Sedi says lingering Guat claim an impediment to regional integration
OAS border office conducted more than 100 acts of verification of incidents or difficulties
A road map signed by Belize and Guatemala at the headquarters of the Organization of American States (OAS) on Friday, January 24, 2014, sets out a 12-month program of activities, to culminate with subsequent review to determine the possibility of holding simultaneous referenda in 2015, so that the electorates of both countries could vote on whether the parties should submit the territorial differendum to the International Court of Justice (ICJ).
According to the OAS, the main objective of the roadmap signed Friday is “the strengthening of the bilateral relationship between the two countries during 2014 in order to make concrete the holding of popular consultations to enable the consideration of the territorial dispute before the International Court of Justice (ICJ).”
The vote which was slated for last October was aborted after Guatemala unilaterally pulled out of the process, claiming that Belize’s referendum law, which requires that 60% of the electorate participate to make the vote valid, does not create a level playing field to secure a “yes” vote.
The latest agreement does not contemplate that voting would happen in 2014, but it considers the possibility that the ICJ vote may be held in 2015.
Signing the 4-page agreement for Belize on Friday was Minister of Foreign Affairs, Wilfred “Sedi” Elrington, who commented at the signing that, “…whereas we intend to have a judicial resolution of the claim, a judicial resolution would really be empty if, in fact, we did not have an excellent relationship between our two countries, one that is characterized by trust, confidence and interaction between our two peoples…”

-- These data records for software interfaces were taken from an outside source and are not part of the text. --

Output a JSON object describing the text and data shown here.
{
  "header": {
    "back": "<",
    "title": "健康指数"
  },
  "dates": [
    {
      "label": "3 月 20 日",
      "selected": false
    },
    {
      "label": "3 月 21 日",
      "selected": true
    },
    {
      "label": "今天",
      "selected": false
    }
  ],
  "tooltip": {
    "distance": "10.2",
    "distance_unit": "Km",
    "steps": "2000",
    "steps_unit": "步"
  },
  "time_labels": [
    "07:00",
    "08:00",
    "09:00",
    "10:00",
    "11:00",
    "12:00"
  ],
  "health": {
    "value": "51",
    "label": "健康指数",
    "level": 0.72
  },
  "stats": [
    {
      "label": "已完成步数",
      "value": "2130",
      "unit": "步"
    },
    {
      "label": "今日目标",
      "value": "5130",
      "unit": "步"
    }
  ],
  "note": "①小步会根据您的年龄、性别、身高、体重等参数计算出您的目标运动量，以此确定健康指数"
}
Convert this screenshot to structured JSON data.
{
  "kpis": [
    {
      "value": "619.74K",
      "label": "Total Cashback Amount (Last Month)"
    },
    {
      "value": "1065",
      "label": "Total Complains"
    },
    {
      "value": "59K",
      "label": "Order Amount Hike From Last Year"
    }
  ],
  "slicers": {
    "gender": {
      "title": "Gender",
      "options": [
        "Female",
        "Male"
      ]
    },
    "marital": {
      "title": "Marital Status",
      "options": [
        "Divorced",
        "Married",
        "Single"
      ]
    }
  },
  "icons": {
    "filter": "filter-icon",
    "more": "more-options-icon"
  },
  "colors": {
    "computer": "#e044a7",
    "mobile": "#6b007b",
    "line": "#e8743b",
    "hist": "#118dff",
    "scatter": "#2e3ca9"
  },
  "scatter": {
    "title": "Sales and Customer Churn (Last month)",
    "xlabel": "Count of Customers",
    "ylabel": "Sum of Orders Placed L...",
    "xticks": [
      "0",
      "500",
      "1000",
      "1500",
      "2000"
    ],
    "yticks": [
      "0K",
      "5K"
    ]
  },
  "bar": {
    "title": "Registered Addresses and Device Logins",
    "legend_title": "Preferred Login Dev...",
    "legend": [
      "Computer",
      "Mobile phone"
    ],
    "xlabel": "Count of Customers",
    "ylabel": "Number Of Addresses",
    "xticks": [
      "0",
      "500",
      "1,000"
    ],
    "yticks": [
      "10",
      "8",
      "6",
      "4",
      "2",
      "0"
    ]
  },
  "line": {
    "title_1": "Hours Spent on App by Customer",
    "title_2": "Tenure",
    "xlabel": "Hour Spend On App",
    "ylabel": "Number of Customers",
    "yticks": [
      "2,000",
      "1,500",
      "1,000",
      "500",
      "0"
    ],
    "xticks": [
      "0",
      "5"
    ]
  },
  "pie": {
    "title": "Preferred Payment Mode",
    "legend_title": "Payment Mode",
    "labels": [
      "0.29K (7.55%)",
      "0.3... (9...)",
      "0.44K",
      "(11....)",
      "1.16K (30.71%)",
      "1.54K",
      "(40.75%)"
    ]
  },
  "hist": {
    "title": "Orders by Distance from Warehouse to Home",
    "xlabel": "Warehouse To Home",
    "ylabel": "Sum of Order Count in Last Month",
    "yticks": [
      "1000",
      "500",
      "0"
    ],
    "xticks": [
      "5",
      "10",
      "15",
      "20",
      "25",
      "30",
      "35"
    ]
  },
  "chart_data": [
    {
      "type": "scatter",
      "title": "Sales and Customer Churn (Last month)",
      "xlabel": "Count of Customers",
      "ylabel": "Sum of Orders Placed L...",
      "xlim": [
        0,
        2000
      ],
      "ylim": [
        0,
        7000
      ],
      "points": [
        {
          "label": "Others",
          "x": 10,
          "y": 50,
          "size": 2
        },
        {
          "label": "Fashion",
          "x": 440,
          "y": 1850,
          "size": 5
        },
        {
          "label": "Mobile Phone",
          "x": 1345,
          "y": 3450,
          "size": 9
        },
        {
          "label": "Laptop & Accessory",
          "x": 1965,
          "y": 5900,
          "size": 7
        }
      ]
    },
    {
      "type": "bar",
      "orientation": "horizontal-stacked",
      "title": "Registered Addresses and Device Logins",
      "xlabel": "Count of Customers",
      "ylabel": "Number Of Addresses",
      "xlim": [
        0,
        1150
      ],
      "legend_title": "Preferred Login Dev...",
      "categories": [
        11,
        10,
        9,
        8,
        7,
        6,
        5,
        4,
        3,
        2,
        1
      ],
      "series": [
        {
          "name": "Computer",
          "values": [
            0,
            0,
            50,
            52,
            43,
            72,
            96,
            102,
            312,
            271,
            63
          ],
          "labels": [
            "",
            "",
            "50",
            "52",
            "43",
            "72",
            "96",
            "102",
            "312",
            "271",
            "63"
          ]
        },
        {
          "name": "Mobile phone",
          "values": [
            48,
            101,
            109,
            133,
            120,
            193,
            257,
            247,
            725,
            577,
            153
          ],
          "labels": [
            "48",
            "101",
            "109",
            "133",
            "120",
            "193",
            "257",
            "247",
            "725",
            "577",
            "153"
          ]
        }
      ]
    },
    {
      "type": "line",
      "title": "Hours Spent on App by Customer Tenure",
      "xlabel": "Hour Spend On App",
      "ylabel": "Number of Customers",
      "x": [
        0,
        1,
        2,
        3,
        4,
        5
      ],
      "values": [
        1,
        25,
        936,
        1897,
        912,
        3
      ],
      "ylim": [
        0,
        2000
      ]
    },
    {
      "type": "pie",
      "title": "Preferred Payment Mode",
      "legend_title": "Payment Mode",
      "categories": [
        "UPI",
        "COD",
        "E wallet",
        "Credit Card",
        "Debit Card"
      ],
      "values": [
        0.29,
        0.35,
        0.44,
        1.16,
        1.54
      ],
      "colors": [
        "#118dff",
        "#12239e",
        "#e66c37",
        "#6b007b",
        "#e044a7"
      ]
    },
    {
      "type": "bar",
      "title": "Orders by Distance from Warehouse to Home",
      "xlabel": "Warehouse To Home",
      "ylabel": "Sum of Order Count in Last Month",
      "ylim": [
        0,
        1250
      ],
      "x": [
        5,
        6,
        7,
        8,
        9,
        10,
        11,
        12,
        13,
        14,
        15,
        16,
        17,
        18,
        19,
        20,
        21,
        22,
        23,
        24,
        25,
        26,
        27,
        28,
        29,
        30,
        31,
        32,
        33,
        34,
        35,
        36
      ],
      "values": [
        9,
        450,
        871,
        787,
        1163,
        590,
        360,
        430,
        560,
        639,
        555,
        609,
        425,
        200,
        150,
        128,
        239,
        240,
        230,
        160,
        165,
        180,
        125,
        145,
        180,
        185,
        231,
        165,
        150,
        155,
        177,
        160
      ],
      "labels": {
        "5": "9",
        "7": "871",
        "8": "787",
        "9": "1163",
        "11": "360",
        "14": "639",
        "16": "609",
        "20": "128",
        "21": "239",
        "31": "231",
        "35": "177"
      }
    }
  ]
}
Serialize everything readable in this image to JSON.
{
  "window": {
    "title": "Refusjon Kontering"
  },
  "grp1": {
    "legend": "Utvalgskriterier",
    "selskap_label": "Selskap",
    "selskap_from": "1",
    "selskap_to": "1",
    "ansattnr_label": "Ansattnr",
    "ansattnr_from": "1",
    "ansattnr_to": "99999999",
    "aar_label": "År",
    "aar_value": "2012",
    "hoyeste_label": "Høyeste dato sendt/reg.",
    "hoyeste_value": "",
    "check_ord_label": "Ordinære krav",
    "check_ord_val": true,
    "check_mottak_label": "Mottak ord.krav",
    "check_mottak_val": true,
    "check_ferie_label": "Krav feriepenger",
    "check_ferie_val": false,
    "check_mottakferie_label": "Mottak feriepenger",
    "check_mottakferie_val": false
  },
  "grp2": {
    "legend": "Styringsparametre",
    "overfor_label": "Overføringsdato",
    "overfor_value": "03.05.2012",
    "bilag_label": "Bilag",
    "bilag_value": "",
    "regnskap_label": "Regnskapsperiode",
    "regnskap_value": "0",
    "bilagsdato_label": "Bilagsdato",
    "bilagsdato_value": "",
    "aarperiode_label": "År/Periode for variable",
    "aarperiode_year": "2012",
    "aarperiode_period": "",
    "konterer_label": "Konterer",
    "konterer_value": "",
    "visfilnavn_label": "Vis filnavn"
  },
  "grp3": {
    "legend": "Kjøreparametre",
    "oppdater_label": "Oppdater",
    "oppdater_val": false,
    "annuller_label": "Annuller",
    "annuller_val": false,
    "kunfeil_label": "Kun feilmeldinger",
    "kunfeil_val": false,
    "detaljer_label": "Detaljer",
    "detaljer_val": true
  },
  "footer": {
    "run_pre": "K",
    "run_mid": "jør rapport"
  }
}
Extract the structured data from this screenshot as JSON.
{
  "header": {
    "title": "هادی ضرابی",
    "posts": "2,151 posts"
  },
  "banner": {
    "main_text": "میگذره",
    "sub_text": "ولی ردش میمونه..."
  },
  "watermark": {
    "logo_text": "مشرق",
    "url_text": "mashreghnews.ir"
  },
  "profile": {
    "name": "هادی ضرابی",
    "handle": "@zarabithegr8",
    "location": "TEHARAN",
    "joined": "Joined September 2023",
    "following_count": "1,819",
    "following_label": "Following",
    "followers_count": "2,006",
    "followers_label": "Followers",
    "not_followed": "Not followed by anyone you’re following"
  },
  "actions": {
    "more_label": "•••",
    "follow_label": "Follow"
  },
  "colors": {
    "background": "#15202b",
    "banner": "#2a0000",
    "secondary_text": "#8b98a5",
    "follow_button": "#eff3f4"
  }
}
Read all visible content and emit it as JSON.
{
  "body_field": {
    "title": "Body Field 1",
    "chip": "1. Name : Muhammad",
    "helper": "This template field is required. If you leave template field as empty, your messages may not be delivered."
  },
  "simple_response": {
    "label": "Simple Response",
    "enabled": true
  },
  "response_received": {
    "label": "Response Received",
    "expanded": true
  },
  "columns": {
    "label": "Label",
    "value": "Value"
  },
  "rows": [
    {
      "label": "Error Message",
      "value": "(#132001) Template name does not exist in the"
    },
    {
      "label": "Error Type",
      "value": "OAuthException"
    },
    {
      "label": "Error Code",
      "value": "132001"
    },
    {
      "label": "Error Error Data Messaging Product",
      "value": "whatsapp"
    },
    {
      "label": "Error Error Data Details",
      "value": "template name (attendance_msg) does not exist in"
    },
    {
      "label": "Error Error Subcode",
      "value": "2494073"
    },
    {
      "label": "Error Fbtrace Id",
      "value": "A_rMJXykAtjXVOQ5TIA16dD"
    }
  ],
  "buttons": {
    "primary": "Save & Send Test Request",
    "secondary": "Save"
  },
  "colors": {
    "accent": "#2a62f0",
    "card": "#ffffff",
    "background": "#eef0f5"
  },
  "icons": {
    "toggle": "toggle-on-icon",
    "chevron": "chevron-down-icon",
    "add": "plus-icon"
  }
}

Elrington went on to say that, “For all of us here in this room, it is a question of enlightened self-interest for us to see a successful resolution of the Belize-Guatemala claim. It is going to be a deterrent for the complete integration of the region if, in fact, we have these claims hanging over – it prevents the complete integration which we all aspire to and which we all know is going to enhance the development of our peoples and our region.”
Guatemala’s Foreign Minister Fernando Carrera said the juridical solution “must be accompanied by a political solution based on dialogue, which is what must prevail in this process.”
“The day we get a ruling from the ICJ our people must perceive it as the culmination of a process rather than the beginning of a relationship,” Carrera said.
With the roadmap agreed, he said, “we are taking the first steps so that when the Court issues a ruling, we are all willing to accept and follow up on it.”
OAS Secretary General Jose Miguel Insulza said the roadmap and plan of action outline the activities, programs and projects to be implemented to promote the Confidence Building Measures between the two countries, and added that the agreement “brings us closer to the possibility of a final resolution of this dispute.”
An OAS statement reporting on the signing of the roadmap indicates that “in the last year more than 100 acts of verification of incidents or difficulties that arose in the area were conducted,” by the OAS office on the Belize-Guatemala border. It also said that they had implemented the resettlement of the last Guatemalan families who were living illegally inside Belize, very near to the Belize-Guatemala border.